Let’s take in, for example, the Habitat welfare. Animals react negatively to foreign plants that aren’t part of their place of origin. So, if a Bonobo is surrounded by any European and non-tropical trees then its welfare will significantly dip. By clicking on these animals, you get to open an overview panel that lets you understand how to take care of them. Do they require longer grass to be happy? Then go to the Terrain tab. Do you want to know if they are comfortable having a lot of animals inside their den? Then go to the Social tab. This makes Planet Zoo a lovable game as you get to virtually take care of your virtual wild animals.
And the great thing is, Planet Zoo does not alienate its players with its deep customization. There are tons of things you can do when you create your park. Things get a little too in-depth when you start customizing your animal’s own shelter, there are handy pre-made blueprints for you to use if you aren’t the artistic type. You can also add trinkets in your park’s habitat that would improve your animal’s welfare.
I talk a lot about animals, but there’s this question: how do you get them? Do you breed them in a certain facility like how Jurassic World: Evolution does them? So, how? The answer is simple, in real-life zoos, you don’t really have to breed these animals inside a cage or any facilities, but usually what these establishments do is animal trading. Yes, there is an animal market where you get to see the list of animals available for purchase. They then get delivered to your animal storage in your zoo until you get to release them to their dens. It’s that easy.
But first, you have to get the money (what you will earn from your visitors) from your earnings as the common currency or you can use conversation credits. Meaning, you’ll have to release animals to wild to earn them. If you get to release a higher quality type of animal with better welfare then you’ll get more credits than you usually do. I like this approach because you don’t just wait for your animals to pass away in their dens and replace them. Planet Zoo does a magnificent job of handling animals carefully like how we do it in real life.

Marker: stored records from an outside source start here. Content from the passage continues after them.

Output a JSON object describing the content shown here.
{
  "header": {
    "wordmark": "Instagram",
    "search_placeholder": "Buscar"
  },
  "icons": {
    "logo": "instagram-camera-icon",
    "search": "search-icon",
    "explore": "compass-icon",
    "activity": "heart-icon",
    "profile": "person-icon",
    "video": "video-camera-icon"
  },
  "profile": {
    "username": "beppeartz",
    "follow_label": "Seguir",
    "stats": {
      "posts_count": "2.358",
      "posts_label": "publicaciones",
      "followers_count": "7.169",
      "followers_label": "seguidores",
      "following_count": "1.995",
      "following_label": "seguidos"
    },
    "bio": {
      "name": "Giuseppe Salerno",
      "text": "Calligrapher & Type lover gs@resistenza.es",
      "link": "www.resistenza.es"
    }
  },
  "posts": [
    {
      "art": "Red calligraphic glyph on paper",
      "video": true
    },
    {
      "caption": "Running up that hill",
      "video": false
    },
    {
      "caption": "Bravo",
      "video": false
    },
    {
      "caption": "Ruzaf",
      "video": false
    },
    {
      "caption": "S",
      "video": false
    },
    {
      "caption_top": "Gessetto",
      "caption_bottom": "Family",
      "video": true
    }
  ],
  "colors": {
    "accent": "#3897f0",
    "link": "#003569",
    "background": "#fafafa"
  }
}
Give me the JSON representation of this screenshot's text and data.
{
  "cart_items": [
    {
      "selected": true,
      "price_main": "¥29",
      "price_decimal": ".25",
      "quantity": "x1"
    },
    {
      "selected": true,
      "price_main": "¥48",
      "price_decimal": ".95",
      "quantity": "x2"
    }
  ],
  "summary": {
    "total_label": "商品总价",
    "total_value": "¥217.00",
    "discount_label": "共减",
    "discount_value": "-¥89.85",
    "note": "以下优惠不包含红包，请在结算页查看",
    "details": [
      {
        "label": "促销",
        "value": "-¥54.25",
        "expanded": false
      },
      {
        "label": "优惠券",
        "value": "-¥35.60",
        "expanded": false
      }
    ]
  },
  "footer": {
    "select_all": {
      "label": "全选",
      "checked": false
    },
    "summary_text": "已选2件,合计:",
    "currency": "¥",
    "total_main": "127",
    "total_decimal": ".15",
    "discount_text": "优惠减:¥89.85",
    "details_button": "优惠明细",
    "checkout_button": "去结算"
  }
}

Visually, Planet Zoo does not disappoint. If you crank the settings up to High, everything looks eye candy. Every fur from a Grizzly Bear to the amazing detailed look of an Orangutan, you will instantly love how beautiful the game is on your screen. I still can’t forget how I was mesmerized when I played Jurassic World: Evolution because of its massive visual quality. Just, wow.
However, that doesn’t mean that Planet Zoo is perfect. I’ve encountered a couple of game crashes for some reason even though I’m running the game on an AMD Ryzen 7 2700 with an RTX 2070 8GB and a 16GB of RAM. I tried to pinpoint what the issue was, but it’s not within the settings. This can be attributed to the drivers of Nvidia, but that doesn’t rule out that it might be within the game’s programming.
Planet Zoo doesn’t shy away from being a deep theme-park sim as it manages so well to be friendly to newcomers in this kind of game. What I love the most about Planet Zoo is its in-depth gameplay mechanics. I immediately fell in love with the game after the first level of Career Mode. I’ve spent a lot of hours here than on Jurassic World: Evolution and I’m continuing to spend more time cranking up my zoo’s rating and trade animals with another player. Frontier Developments, you guys definitely need an award for this.
Planet Zoo – Review
Almost perfect if not for the nitty-gritty. If it’s quite there but not enough to push the boundaries, it’s still an awesome game.